The Congress won two seats - its bastions of Amethi and Rae Bareli.

What went wrong
The secured 19.82 per cent of the votes in Uttar Pradesh, against 27.42 per cent in the 2009 elections. This shows a clear dent on the party's core voter base, the Scheduled Castes. Also, many have abandoned the party to join the upper castes and Other Backward Classes (OBC) in rallying behind the

Analyst Jai Mrug and writer Chandrabhan Prasad say Dalits have seen an economic elevation; now, they are looking for leaders who can connect them to the mainstream. "The BSP's loss is an indication of the declining identity-based politics in the country. If and her leaders do not re-think their strategy, they are looking at a complete wipeout," Prasad warns.

This was also evident in the 2012 Assembly elections in the state, when Mayawati's party lost five per cent of its vote share, which led to a loss of 126 seats. Though the BSP was ousted, maintained her Scheduled Caste voter base, which accounted for 16.66 per cent, or 204.1 million, of India's population, was intact.

Of the country's Scheduled Caste population, Uttar Pradesh is home to 20.5 per cent. Along with the OBC segment, sections of which favour the BSP, they account for 41 per cent of Uttar Pradesh's population.
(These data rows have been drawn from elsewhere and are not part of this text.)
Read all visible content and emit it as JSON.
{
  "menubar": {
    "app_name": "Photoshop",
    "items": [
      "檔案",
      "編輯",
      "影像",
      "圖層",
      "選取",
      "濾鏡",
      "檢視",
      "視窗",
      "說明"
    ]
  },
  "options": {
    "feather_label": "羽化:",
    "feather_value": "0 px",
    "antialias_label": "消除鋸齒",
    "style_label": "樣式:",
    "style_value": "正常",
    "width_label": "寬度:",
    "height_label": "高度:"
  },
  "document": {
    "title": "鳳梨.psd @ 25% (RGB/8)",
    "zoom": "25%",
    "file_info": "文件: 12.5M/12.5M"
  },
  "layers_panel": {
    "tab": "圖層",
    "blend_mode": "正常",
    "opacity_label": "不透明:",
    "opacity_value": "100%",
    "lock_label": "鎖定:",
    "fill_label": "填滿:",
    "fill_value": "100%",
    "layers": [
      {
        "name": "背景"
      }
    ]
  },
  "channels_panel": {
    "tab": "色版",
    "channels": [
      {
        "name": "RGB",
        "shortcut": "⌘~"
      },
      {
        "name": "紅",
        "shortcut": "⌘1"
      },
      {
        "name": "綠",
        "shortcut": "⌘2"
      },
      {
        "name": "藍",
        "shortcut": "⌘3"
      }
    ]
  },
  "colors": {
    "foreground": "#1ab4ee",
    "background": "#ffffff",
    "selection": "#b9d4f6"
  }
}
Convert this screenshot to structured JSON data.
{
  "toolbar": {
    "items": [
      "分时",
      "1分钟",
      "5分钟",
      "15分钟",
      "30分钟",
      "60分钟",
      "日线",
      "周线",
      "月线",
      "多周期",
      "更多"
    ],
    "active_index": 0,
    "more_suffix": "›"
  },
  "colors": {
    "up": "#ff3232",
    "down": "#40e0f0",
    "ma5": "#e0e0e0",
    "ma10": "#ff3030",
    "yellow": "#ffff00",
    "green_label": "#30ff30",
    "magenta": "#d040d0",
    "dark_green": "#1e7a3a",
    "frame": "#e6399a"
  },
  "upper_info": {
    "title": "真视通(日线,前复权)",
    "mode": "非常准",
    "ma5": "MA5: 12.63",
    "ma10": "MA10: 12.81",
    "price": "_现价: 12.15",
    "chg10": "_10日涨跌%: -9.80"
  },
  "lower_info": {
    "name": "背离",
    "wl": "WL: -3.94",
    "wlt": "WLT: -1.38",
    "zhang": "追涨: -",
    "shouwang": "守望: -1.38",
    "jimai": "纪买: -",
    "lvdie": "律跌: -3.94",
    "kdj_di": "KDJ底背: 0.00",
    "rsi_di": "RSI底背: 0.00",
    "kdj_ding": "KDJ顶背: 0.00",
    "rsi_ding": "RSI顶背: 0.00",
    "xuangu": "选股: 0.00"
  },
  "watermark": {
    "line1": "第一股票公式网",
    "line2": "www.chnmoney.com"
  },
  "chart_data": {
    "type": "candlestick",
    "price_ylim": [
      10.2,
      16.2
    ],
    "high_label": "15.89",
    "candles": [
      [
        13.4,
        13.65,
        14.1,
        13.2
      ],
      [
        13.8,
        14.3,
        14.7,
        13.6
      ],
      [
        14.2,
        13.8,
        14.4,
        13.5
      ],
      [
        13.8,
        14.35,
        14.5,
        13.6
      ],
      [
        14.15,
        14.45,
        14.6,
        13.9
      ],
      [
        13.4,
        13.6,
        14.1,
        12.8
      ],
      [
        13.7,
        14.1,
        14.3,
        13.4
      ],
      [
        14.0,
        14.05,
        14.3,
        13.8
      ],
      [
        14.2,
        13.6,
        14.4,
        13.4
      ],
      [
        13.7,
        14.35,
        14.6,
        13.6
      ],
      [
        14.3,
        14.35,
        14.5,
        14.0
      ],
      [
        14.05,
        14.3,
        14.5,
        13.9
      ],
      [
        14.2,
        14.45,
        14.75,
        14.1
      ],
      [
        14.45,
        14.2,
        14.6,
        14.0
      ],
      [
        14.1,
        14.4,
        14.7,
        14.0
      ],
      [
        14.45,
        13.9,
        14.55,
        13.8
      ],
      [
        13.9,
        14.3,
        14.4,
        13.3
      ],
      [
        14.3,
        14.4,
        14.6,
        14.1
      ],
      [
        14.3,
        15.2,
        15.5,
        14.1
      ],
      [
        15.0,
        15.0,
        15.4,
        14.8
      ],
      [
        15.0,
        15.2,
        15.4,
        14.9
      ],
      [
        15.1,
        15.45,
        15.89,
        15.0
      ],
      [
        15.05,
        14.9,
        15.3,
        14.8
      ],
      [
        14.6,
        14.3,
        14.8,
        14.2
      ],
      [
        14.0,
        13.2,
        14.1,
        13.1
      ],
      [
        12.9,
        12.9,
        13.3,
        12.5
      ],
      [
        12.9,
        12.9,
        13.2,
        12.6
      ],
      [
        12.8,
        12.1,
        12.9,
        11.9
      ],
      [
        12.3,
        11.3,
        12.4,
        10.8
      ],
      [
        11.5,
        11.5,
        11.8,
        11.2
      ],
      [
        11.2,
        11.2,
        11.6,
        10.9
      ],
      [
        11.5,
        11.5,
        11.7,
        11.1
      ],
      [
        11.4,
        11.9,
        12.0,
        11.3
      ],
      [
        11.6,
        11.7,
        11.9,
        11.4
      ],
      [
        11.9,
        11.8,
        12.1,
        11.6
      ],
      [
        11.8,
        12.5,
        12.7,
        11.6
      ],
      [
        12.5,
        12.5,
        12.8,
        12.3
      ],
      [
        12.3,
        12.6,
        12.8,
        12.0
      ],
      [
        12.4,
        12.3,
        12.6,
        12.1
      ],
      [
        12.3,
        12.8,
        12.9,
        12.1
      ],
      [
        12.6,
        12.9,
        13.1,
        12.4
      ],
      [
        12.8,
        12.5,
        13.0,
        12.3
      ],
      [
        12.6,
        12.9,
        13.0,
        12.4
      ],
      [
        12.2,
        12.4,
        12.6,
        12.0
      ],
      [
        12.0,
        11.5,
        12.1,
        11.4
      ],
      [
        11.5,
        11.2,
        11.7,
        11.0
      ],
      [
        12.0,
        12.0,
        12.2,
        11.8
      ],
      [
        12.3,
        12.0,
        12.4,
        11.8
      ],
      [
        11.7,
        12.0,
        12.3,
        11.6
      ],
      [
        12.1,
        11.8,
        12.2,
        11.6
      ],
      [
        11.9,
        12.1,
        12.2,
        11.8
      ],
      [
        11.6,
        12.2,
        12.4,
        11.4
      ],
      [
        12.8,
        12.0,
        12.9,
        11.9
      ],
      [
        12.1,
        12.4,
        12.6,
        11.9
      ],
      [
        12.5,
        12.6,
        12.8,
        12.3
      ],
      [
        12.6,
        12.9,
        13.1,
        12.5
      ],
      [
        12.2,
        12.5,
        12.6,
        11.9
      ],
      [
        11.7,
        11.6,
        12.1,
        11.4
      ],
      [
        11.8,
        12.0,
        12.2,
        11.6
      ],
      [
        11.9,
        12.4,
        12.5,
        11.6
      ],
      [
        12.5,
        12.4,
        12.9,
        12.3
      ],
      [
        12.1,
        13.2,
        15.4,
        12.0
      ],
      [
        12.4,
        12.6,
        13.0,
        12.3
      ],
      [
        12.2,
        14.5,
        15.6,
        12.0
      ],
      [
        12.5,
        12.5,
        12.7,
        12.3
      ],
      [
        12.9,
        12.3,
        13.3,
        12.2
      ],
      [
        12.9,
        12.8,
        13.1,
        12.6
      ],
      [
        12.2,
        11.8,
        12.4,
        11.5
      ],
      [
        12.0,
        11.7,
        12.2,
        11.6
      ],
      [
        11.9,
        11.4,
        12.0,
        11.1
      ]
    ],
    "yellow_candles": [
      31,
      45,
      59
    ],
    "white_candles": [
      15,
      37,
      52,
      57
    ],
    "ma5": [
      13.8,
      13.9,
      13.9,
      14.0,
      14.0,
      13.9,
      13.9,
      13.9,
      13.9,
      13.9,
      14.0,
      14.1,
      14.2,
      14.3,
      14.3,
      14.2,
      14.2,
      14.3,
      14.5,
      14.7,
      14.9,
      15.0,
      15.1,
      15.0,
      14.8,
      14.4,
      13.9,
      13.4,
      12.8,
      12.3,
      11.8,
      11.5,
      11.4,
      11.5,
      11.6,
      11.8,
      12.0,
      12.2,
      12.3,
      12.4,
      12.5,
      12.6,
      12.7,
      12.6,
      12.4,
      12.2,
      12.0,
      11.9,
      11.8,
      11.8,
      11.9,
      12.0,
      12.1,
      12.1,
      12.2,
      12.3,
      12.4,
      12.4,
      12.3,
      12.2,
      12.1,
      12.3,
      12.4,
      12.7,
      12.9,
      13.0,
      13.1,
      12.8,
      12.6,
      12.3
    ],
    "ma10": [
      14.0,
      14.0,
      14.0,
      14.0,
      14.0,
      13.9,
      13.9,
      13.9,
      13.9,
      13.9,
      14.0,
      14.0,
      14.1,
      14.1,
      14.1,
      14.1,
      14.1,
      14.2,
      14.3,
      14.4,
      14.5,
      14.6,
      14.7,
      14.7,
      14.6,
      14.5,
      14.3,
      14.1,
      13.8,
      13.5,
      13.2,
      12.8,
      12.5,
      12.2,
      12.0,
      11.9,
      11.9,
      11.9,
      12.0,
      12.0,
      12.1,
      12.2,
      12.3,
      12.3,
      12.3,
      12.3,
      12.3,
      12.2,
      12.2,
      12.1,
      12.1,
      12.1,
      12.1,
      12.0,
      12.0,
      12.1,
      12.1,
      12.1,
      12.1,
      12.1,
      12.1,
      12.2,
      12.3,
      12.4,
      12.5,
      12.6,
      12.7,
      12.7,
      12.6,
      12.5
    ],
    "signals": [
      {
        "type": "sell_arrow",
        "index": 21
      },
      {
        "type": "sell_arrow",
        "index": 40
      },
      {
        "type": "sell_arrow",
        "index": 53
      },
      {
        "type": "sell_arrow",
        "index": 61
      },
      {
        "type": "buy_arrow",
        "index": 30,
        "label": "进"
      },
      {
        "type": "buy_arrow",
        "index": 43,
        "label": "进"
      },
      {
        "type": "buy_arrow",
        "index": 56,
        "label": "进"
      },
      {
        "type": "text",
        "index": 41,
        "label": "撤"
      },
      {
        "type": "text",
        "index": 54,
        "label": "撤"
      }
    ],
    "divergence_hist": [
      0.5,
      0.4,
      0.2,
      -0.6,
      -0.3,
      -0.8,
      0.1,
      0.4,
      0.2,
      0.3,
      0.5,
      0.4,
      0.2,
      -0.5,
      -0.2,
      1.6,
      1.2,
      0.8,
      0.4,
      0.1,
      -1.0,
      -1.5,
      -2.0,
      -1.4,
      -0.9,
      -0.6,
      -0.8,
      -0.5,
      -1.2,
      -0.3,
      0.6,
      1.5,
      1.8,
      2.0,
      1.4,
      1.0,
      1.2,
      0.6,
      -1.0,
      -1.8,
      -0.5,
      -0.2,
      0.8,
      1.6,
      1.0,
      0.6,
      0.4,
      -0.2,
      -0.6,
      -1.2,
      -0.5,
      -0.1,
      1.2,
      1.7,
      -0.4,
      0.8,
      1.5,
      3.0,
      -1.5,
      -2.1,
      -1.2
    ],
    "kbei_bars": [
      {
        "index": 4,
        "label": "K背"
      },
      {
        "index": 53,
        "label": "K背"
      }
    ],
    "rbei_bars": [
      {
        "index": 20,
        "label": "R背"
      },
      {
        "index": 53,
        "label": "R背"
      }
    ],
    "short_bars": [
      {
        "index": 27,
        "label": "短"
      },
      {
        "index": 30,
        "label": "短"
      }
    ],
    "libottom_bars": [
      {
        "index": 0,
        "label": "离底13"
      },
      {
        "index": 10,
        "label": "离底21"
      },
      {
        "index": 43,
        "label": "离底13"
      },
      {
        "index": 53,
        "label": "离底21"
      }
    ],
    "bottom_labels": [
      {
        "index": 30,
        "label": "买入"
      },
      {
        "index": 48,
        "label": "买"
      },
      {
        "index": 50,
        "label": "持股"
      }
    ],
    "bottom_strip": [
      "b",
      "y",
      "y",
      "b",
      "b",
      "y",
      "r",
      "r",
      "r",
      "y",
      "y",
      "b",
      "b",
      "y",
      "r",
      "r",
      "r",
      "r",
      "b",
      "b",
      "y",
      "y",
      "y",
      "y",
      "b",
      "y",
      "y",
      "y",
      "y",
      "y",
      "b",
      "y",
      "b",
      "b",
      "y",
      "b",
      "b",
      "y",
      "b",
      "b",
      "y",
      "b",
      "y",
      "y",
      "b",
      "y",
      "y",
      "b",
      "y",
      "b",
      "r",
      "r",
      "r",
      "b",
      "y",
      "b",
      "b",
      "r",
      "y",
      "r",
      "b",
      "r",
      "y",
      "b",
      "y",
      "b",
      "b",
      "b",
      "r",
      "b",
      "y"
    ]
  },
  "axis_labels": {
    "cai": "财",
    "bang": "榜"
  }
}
"The caste-based rhetoric is over. The BSP's voters were feeling isolated. So, they did not think twice before jumping the fence to join Modi," Mrug says.

Another reason behind Mayawati's defeat is her failure to unite the socially-ostracised with the upper castes. "In this quest, Mayawati ignored her core voters. She took them for granted. Their leaders would simply ignore Dalits to favour Muslims. The disenchantment was growing and Mayawati completely failed to read the undercurrent," says Ram Kumar.

BSP leaders did not respond to calls for comment.

First Published: Sat, May 17 2014. 00:45 IST